  6. In technology as in art, every deviation from the norm can be portrayed as a defect or a medical problem – an object in need of repair. The connection of technology to disability is typically framed only in terms of "fixing" impairments, eliminating diseases, or the prevention of the appearance of "defects". This is in stark contrast to emerging conceptions of disability that frame limitations primarily as socially or environmentally created. The biological reality of impairment is not denied, but these new conceptions demand that our notions of normality must be challenged. In other words, we focus less on attributes of the individual, and more on cultural responses to them. Technology is a fundamental force in modern life, but the truly dramatic changes have yet to occur. How disability navigates these changes is profoundly important.

CONCLUSIONS

Of the diverse topics presented, the common thread and message is that disability and health planning and policy occur in the context of larger forces. To those within the disability and health movement– we must look outward in order to better see ourselves and our challenges. To those who do not see themselves as directly invested in this agenda it is that disablement is infused into the very fabric of American life.

IMPLICATIONS

Research:

  1. If disability is dynamic – both in terms of population and definition – how should research frame the target population?    Given the potency of poverty as an explanatory variable in disability, should it be given greater emphasis in research, or is too complex to be useful as a research theme?

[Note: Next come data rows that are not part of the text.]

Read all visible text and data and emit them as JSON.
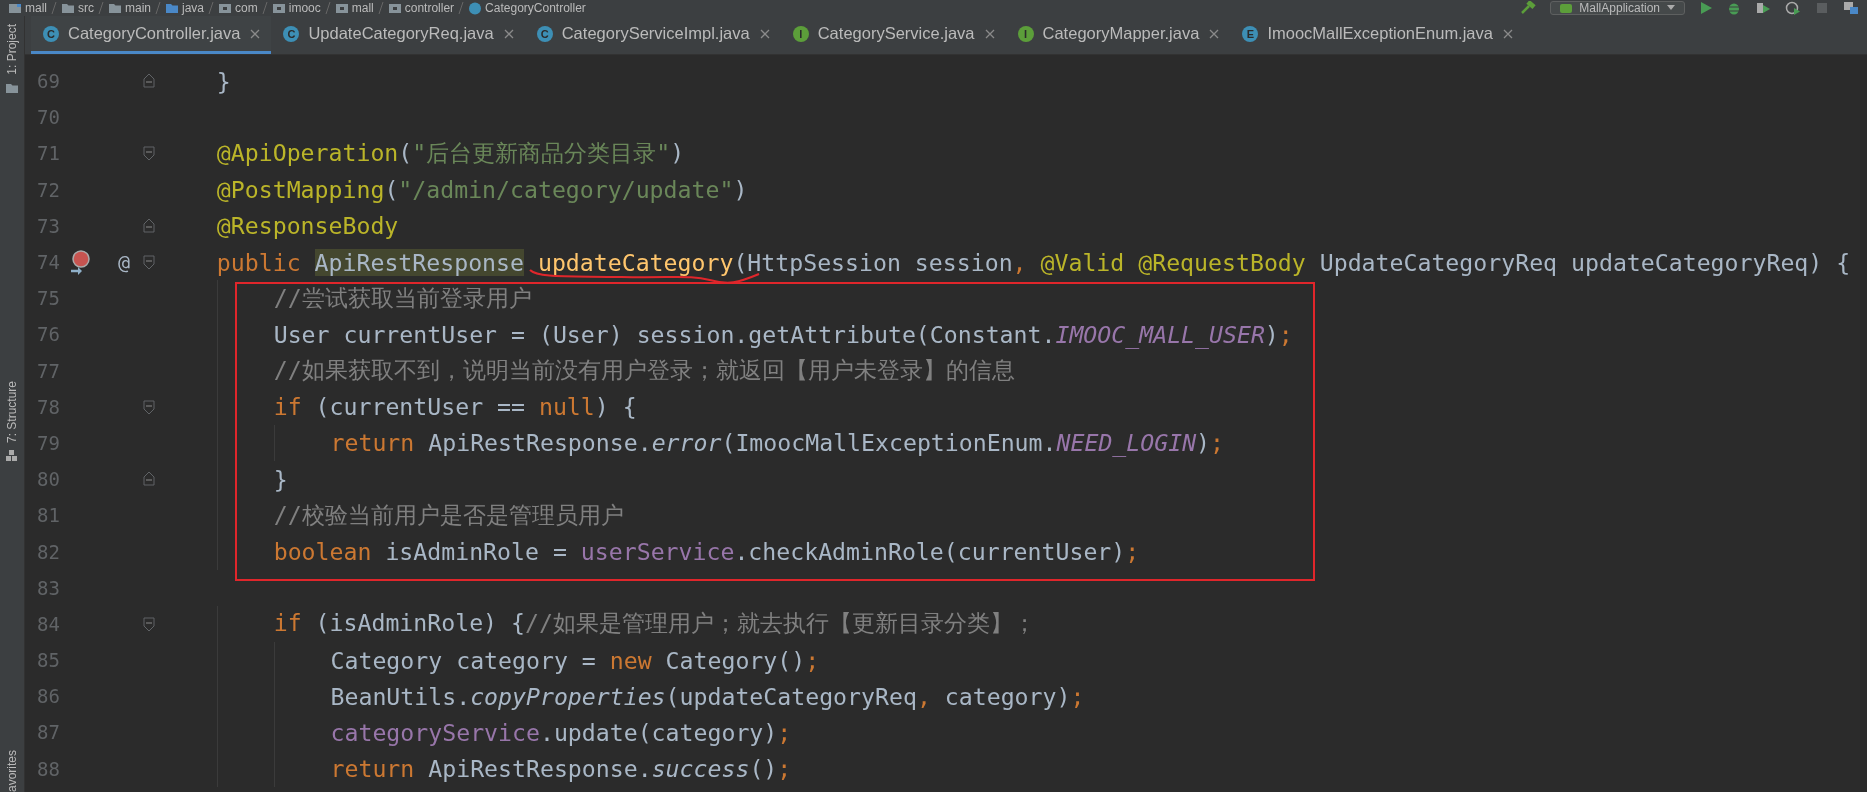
{
  "breadcrumb": [
    {
      "label": "mall",
      "kind": "module"
    },
    {
      "label": "src",
      "kind": "folder"
    },
    {
      "label": "main",
      "kind": "folder"
    },
    {
      "label": "java",
      "kind": "source"
    },
    {
      "label": "com",
      "kind": "package"
    },
    {
      "label": "imooc",
      "kind": "package"
    },
    {
      "label": "mall",
      "kind": "package"
    },
    {
      "label": "controller",
      "kind": "package"
    },
    {
      "label": "CategoryController",
      "kind": "class"
    }
  ],
  "run_config": {
    "label": "MallApplication"
  },
  "side_tabs": [
    {
      "label": "1: Project",
      "kind": "project"
    },
    {
      "label": "7: Structure",
      "kind": "structure"
    },
    {
      "label": "avorites",
      "kind": "favorites"
    }
  ],
  "tabs": [
    {
      "label": "CategoryController.java",
      "badge": "C",
      "color": "#3d8fb5",
      "selected": true
    },
    {
      "label": "UpdateCategoryReq.java",
      "badge": "C",
      "color": "#3d8fb5",
      "selected": false
    },
    {
      "label": "CategoryServiceImpl.java",
      "badge": "C",
      "color": "#3d8fb5",
      "selected": false
    },
    {
      "label": "CategoryService.java",
      "badge": "I",
      "color": "#5c9e3a",
      "selected": false
    },
    {
      "label": "CategoryMapper.java",
      "badge": "I",
      "color": "#5c9e3a",
      "selected": false
    },
    {
      "label": "ImoocMallExceptionEnum.java",
      "badge": "E",
      "color": "#3d8fb5",
      "selected": false
    }
  ],
  "editor": {
    "blocks": [
      {
        "boxed": false,
        "lines": [
          {
            "number": "69",
            "fold": {
              "kind": "end"
            },
            "tokens": [
              {
                "text": "    }",
                "kind": "plain"
              }
            ]
          },
          {
            "number": "70"
          },
          {
            "number": "71",
            "fold": {
              "kind": "start"
            },
            "tokens": [
              {
                "text": "    @ApiOperation",
                "kind": "annotation"
              },
              {
                "text": "(",
                "kind": "plain"
              },
              {
                "text": "\"后台更新商品分类目录\"",
                "kind": "string"
              },
              {
                "text": ")",
                "kind": "plain"
              }
            ]
          },
          {
            "number": "72",
            "tokens": [
              {
                "text": "    @PostMapping",
                "kind": "annotation"
              },
              {
                "text": "(",
                "kind": "plain"
              },
              {
                "text": "\"/admin/category/update\"",
                "kind": "string"
              },
              {
                "text": ")",
                "kind": "plain"
              }
            ]
          },
          {
            "number": "73",
            "fold": {
              "kind": "end"
            },
            "tokens": [
              {
                "text": "    @ResponseBody",
                "kind": "annotation"
              }
            ]
          },
          {
            "number": "74",
            "fold": {
              "kind": "start"
            },
            "gutter_icon": {
              "kind": "override"
            },
            "mark": "@",
            "tokens": [
              {
                "text": "    public ",
                "kind": "keyword"
              },
              {
                "text": "ApiRestResponse",
                "kind": "usage"
              },
              {
                "text": " updateCategory",
                "kind": "method_decl",
                "underline": {
                  "kind": "squiggle"
                }
              },
              {
                "text": "(HttpSession session",
                "kind": "plain"
              },
              {
                "text": ", ",
                "kind": "keyword"
              },
              {
                "text": "@Valid @RequestBody",
                "kind": "annotation"
              },
              {
                "text": " UpdateCategoryReq updateCategoryReq) {",
                "kind": "plain"
              }
            ]
          }
        ]
      },
      {
        "boxed": true,
        "lines": [
          {
            "number": "75",
            "tokens": [
              {
                "text": "        //尝试获取当前登录用户",
                "kind": "comment"
              }
            ]
          },
          {
            "number": "76",
            "tokens": [
              {
                "text": "        User currentUser = (User) session.getAttribute(Constant.",
                "kind": "plain"
              },
              {
                "text": "IMOOC_MALL_USER",
                "kind": "const"
              },
              {
                "text": ")",
                "kind": "plain"
              },
              {
                "text": ";",
                "kind": "keyword"
              }
            ]
          },
          {
            "number": "77",
            "tokens": [
              {
                "text": "        //如果获取不到，说明当前没有用户登录；就返回【用户未登录】的信息",
                "kind": "comment"
              }
            ]
          },
          {
            "number": "78",
            "fold": {
              "kind": "start"
            },
            "tokens": [
              {
                "text": "        if ",
                "kind": "keyword"
              },
              {
                "text": "(currentUser == ",
                "kind": "plain"
              },
              {
                "text": "null",
                "kind": "keyword"
              },
              {
                "text": ") {",
                "kind": "plain"
              }
            ]
          },
          {
            "number": "79",
            "tokens": [
              {
                "text": "            return ",
                "kind": "keyword"
              },
              {
                "text": "ApiRestResponse.",
                "kind": "plain"
              },
              {
                "text": "error",
                "kind": "static_call"
              },
              {
                "text": "(ImoocMallExceptionEnum.",
                "kind": "plain"
              },
              {
                "text": "NEED_LOGIN",
                "kind": "const"
              },
              {
                "text": ")",
                "kind": "plain"
              },
              {
                "text": ";",
                "kind": "keyword"
              }
            ]
          },
          {
            "number": "80",
            "fold": {
              "kind": "end"
            },
            "tokens": [
              {
                "text": "        }",
                "kind": "plain"
              }
            ]
          },
          {
            "number": "81",
            "tokens": [
              {
                "text": "        //校验当前用户是否是管理员用户",
                "kind": "comment"
              }
            ]
          },
          {
            "number": "82",
            "tokens": [
              {
                "text": "        boolean ",
                "kind": "keyword"
              },
              {
                "text": "isAdminRole = ",
                "kind": "plain"
              },
              {
                "text": "userService",
                "kind": "field"
              },
              {
                "text": ".checkAdminRole(currentUser)",
                "kind": "plain"
              },
              {
                "text": ";",
                "kind": "keyword"
              }
            ]
          }
        ]
      },
      {
        "boxed": false,
        "lines": [
          {
            "number": "83"
          },
          {
            "number": "84",
            "fold": {
              "kind": "start"
            },
            "tokens": [
              {
                "text": "        if ",
                "kind": "keyword"
              },
              {
                "text": "(isAdminRole) {",
                "kind": "plain"
              },
              {
                "text": "//如果是管理用户；就去执行【更新目录分类】；",
                "kind": "comment"
              }
            ]
          },
          {
            "number": "85",
            "tokens": [
              {
                "text": "            Category category = ",
                "kind": "plain"
              },
              {
                "text": "new ",
                "kind": "keyword"
              },
              {
                "text": "Category()",
                "kind": "plain"
              },
              {
                "text": ";",
                "kind": "keyword"
              }
            ]
          },
          {
            "number": "86",
            "tokens": [
              {
                "text": "            BeanUtils.",
                "kind": "plain"
              },
              {
                "text": "copyProperties",
                "kind": "static_call"
              },
              {
                "text": "(updateCategoryReq",
                "kind": "plain"
              },
              {
                "text": ", ",
                "kind": "keyword"
              },
              {
                "text": "category)",
                "kind": "plain"
              },
              {
                "text": ";",
                "kind": "keyword"
              }
            ]
          },
          {
            "number": "87",
            "tokens": [
              {
                "text": "            categoryService",
                "kind": "field"
              },
              {
                "text": ".update(category)",
                "kind": "plain"
              },
              {
                "text": ";",
                "kind": "keyword"
              }
            ]
          },
          {
            "number": "88",
            "tokens": [
              {
                "text": "            return ",
                "kind": "keyword"
              },
              {
                "text": "ApiRestResponse.",
                "kind": "plain"
              },
              {
                "text": "success",
                "kind": "static_call"
              },
              {
                "text": "()",
                "kind": "plain"
              },
              {
                "text": ";",
                "kind": "keyword"
              }
            ]
          }
        ]
      }
    ]
  }
}
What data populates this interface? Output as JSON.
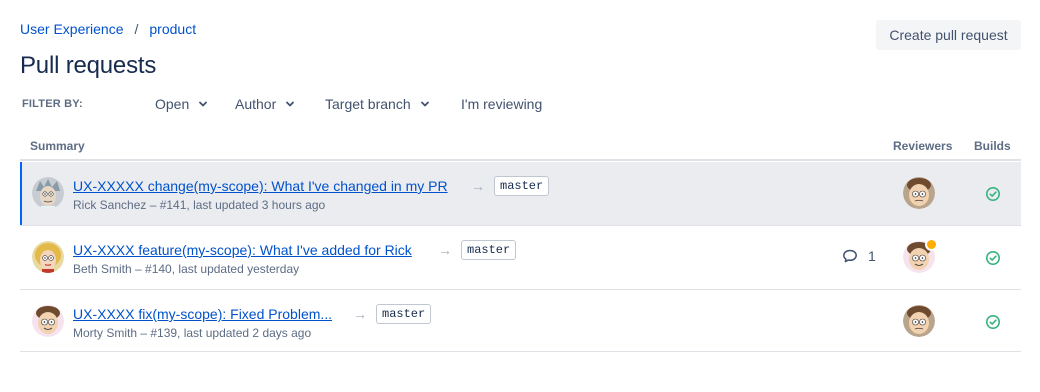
{
  "breadcrumb": {
    "project": "User Experience",
    "separator": "/",
    "repo": "product"
  },
  "page": {
    "title": "Pull requests"
  },
  "actions": {
    "create_label": "Create pull request"
  },
  "filters": {
    "label": "FILTER BY:",
    "state": "Open",
    "author": "Author",
    "target_branch": "Target branch",
    "reviewing": "I'm reviewing"
  },
  "columns": {
    "summary": "Summary",
    "reviewers": "Reviewers",
    "builds": "Builds"
  },
  "arrow_glyph": "→",
  "pull_requests": [
    {
      "title": "UX-XXXXX change(my-scope): What I've changed in my PR",
      "branch": "master",
      "meta": "Rick Sanchez – #141, last updated 3 hours ago",
      "author_avatar": "rick-avatar",
      "reviewer_avatar": "morty-avatar",
      "build_status": "success",
      "selected": true
    },
    {
      "title": "UX-XXXX feature(my-scope): What I've added for Rick",
      "branch": "master",
      "meta": "Beth Smith – #140, last updated yesterday",
      "author_avatar": "beth-avatar",
      "reviewer_avatar": "morty-avatar",
      "comments": "1",
      "reviewer_badge": "needs-work",
      "build_status": "success",
      "selected": false
    },
    {
      "title": "UX-XXXX fix(my-scope): Fixed Problem...",
      "branch": "master",
      "meta": "Morty Smith – #139, last updated 2 days ago",
      "author_avatar": "morty-avatar",
      "reviewer_avatar": "morty-avatar",
      "build_status": "success",
      "selected": false
    }
  ],
  "colors": {
    "link": "#0052cc",
    "selected_bg": "#ebecf0",
    "selected_bar": "#0065ff",
    "success": "#36b37e",
    "badge": "#ffab00"
  }
}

Policy:

  1. If disability is dynamic – both in terms of population and definition – how should policy-makers define the relevant constituency?
  2. Should health care planning include family support initiatives?
  3. If long-term care is challenged both in terms of budget and access to skilled labor, should alternative paradigms of support be developed?

Training/Intervention:

  1. Disability is dynamic – both in terms of population and definition – how should personnel train and specialize?

What implications do your research or training project findings have for changes in concepts of health and disability?

The central point is that the process of disablement, concepts of disability, and the larger social context is dynamic. How we frame our agendas in research, policy, and training/intervention must take change – and the potential for dramatic change – into account.